Barycentric Julian Date (astronomy)

1. Oct 29, 2007

big man

1. The problem statement, all variables and given/known data
I'm wanting to convert barycentric julian date to the equivalent UT time. Here is a description of the barycentric julian date given to us:

Barycentric Julian Date (TT) – Observation epoch, given in terrestrial time, that has been corrected for light propagation time to the solar system barycentre.

3. The attempt at a solution
Now I know how to convert Julian date to UT and I know that $$Terrestrial Time = UT + \delta T$$, where the value dT can be obtained from the web. But I really wouldn't say that I understand or have found a definition of TT that makes me understand exactly what it is. Is the correction for light propagation time to the solar system barycentre just terrestrial time?

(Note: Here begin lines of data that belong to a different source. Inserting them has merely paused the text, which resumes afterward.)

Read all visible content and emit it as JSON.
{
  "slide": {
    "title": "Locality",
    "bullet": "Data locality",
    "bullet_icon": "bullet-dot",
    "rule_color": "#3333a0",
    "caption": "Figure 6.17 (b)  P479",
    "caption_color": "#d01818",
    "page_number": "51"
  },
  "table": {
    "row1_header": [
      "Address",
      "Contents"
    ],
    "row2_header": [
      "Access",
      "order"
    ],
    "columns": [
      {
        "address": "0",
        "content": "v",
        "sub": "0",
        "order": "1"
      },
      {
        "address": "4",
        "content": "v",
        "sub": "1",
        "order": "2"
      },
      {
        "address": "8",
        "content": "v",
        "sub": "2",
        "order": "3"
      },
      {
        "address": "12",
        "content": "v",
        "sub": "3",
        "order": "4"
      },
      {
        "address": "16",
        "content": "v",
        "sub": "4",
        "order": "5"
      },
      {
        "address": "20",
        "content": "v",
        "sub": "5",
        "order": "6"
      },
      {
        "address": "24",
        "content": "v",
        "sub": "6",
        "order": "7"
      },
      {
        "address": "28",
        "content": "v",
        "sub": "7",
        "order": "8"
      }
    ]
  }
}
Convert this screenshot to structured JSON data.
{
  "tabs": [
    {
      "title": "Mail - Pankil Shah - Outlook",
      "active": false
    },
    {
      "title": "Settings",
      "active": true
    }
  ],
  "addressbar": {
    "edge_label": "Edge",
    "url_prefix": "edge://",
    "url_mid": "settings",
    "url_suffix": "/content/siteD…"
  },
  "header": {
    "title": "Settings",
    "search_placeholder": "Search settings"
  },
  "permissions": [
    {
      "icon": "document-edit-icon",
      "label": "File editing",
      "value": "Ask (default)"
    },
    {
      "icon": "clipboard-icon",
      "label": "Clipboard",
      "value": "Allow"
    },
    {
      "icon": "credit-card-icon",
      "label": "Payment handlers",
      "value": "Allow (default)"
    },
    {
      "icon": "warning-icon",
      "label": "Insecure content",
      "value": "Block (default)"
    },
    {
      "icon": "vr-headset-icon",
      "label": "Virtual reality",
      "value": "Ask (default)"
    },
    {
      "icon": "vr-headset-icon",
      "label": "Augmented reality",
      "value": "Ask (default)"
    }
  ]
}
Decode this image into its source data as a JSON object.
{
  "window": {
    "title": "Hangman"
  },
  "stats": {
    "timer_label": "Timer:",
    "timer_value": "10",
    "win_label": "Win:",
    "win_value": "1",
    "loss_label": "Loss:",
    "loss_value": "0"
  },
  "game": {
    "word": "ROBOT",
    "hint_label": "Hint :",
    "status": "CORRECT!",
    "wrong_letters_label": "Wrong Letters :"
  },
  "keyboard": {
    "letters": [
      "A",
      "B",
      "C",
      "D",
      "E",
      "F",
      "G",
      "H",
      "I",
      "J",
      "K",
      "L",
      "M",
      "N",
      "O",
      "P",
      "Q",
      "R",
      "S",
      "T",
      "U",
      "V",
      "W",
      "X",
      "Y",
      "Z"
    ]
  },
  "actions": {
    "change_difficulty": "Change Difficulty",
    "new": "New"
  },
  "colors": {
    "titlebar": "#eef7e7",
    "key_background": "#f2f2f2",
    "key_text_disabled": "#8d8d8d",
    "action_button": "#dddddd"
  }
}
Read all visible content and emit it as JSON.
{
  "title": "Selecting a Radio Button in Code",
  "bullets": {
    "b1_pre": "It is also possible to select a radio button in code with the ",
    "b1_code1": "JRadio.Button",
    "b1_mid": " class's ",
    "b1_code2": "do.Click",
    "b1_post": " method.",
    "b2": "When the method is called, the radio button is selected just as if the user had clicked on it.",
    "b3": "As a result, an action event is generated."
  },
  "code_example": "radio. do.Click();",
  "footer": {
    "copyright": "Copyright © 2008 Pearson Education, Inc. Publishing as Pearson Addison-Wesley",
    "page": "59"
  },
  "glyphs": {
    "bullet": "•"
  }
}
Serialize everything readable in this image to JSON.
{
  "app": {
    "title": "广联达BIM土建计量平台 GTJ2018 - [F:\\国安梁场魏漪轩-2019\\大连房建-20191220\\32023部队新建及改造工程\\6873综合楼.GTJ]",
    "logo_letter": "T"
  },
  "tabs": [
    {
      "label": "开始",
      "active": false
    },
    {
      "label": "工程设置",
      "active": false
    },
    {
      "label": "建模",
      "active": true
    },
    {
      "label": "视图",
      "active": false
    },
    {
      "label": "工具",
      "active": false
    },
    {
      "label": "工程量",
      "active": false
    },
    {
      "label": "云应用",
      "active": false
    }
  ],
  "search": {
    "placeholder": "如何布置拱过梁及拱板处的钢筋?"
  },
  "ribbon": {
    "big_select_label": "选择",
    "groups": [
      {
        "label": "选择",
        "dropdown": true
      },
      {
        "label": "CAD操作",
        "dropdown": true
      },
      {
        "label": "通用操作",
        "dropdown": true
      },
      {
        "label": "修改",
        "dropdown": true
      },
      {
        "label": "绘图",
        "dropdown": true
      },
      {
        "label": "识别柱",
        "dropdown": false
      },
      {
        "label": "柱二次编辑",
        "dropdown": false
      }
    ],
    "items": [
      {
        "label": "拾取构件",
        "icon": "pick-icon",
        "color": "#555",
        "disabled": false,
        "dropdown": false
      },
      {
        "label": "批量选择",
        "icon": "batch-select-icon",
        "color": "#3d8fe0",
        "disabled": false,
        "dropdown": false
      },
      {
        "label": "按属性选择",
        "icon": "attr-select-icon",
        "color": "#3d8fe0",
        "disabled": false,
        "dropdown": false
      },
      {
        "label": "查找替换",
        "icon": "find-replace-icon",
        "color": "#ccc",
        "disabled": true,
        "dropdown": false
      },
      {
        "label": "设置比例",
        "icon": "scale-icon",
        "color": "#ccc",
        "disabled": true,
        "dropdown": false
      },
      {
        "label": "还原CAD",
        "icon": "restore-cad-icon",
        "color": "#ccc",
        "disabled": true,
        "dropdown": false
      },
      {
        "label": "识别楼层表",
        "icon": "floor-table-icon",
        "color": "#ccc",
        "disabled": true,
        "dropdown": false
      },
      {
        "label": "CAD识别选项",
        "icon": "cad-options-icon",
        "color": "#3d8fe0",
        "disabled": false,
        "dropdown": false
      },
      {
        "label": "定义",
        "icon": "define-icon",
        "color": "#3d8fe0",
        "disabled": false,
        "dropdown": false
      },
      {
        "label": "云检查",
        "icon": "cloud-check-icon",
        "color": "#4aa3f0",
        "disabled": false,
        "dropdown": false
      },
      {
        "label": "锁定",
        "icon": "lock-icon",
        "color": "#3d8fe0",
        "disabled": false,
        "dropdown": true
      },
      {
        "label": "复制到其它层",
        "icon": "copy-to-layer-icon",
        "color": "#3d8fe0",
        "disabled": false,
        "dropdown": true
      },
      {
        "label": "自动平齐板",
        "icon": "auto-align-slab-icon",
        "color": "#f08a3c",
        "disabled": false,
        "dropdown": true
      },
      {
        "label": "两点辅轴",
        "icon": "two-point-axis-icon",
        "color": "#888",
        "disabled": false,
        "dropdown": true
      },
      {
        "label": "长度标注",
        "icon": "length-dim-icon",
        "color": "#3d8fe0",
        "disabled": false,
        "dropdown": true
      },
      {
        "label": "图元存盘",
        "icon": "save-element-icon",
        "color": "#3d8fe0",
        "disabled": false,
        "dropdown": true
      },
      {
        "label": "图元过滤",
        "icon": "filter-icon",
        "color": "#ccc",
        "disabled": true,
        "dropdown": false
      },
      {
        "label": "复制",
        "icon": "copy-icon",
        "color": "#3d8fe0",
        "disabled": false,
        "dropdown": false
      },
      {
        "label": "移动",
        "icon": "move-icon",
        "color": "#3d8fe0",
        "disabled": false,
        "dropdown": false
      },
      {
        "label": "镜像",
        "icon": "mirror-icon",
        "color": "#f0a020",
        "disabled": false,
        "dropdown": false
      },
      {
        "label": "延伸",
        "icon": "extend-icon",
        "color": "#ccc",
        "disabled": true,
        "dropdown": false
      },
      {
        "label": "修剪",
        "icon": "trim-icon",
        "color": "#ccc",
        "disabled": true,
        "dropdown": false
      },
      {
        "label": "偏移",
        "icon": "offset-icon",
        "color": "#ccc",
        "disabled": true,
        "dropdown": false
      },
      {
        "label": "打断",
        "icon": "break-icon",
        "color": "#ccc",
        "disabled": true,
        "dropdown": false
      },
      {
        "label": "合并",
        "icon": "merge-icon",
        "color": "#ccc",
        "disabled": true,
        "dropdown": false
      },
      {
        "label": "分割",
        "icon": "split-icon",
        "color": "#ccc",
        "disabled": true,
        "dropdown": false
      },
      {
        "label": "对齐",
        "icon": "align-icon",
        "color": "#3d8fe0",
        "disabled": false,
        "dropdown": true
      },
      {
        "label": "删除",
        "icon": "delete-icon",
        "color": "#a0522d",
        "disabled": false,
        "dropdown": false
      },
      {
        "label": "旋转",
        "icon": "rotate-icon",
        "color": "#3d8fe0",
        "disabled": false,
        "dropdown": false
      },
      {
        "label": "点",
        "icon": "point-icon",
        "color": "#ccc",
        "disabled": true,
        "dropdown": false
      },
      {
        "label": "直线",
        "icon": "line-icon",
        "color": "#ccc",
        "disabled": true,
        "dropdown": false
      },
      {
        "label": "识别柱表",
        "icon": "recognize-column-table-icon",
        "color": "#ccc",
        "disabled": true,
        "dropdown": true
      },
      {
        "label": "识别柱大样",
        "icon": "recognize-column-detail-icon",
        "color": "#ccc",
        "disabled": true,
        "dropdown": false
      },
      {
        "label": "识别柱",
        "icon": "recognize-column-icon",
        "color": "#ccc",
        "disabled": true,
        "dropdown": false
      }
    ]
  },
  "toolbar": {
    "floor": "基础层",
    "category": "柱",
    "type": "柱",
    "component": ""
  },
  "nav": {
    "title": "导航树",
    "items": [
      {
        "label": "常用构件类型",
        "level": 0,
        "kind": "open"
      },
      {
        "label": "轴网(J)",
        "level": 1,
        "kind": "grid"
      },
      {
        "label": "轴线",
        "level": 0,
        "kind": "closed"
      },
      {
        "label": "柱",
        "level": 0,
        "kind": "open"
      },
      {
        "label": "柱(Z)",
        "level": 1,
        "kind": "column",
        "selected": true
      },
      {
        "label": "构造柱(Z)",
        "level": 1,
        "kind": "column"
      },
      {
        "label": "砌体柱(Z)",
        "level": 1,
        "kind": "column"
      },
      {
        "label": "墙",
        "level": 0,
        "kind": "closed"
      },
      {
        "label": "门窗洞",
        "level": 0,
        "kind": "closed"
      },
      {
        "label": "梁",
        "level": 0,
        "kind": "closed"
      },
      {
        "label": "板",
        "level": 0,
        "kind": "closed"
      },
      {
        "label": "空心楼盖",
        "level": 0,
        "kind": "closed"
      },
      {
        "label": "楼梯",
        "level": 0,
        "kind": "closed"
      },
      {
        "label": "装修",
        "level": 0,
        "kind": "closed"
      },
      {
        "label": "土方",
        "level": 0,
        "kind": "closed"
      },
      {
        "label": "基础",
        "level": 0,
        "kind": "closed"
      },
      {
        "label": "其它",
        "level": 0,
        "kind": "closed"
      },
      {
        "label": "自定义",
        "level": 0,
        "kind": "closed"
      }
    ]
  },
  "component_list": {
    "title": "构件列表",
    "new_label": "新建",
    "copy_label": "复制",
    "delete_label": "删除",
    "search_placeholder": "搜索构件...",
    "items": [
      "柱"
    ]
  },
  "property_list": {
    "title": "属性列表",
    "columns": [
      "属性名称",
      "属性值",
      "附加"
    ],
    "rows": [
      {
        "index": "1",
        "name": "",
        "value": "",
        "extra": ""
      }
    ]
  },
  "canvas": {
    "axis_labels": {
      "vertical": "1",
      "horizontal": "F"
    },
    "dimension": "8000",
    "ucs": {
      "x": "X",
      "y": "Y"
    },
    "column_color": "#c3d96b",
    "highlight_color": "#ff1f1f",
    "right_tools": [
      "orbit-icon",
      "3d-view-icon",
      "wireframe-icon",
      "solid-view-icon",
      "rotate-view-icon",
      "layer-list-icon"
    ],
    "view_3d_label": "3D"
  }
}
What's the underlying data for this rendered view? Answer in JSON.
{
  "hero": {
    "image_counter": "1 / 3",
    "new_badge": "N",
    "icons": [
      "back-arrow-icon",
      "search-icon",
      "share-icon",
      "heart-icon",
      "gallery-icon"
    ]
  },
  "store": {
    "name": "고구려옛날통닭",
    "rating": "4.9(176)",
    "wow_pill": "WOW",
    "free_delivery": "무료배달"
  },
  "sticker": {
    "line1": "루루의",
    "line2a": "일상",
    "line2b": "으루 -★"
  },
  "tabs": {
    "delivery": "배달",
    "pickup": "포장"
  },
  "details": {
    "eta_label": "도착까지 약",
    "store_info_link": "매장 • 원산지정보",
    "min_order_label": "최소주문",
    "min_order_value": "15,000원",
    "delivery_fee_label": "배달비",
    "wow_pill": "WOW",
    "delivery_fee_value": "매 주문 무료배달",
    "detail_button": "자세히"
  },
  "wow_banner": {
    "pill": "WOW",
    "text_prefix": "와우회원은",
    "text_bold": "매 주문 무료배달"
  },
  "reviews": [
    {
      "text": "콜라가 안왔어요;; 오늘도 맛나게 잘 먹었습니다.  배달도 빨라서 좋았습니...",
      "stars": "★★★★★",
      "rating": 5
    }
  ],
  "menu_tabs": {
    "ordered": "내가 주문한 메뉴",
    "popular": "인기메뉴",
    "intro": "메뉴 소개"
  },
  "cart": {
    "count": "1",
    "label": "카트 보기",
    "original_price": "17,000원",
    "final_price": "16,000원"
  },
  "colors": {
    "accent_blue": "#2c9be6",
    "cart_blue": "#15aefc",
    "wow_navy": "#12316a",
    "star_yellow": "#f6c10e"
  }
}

Thanks

2. Sep 12, 2010

jdeast

My apologies for reviving such a long-dead thread, but as it's still one of the top hits for Barycentric Julian Date, some may benefit from a belated answer, if not the original poster.

UT is an ambiguous term and may mean UTC, UT1, or many other variants, all of which may vary by up to 0.9 seconds from one another. As you've described it, you're talking about UT1. However, you probably actually want UTC (if you care about the difference at all), since UTC is the international standard, and what your clock is most likely to use. It's also much easier to calculate, as it depends on discrete leap seconds, not the continuously variable quantity $$\delta t$$.

If I'm right about that, or you don't care about the 0.9 second difference, you can use my online calculator (http://astroutils.astronomy.ohio-state.edu/time/bjd2utc.html), which converts from Barycentric Julian Date in Barycentric Dynamical Time (BJD_TDB) to the Julian Date in Coordinated Universal Time (JD_UTC) for objects outside of the solar system.

Note: BJD_TDB is the same as BJD in Terrestial Time (BJD_TT) to with +/- 1.7 ms.

Doing the precise conversion yourself is extremely involved (see the paper linked at the end of my response for the steps if you really want to...).

No, the observed time corrected for the light propagation time from the observer to the Solar System Barycenter is the Barycentric Julian Date (BJD). However, the BJD can be specified in any time standard (eg, TT, TDB, UTC, etc).

Terrestrial Time (TT) is a time standard. Wikipedia has an excellent article describing it if you care about the details. The important thing is that it is commonly used in astronomical timing and can differ from UTC by more than 1 minute.

A more thorough explanation of the BJD, time standards, and more than you ever wanted to know about astronomical timing can be found in my paper:
http://arxiv.org/abs/1005.4415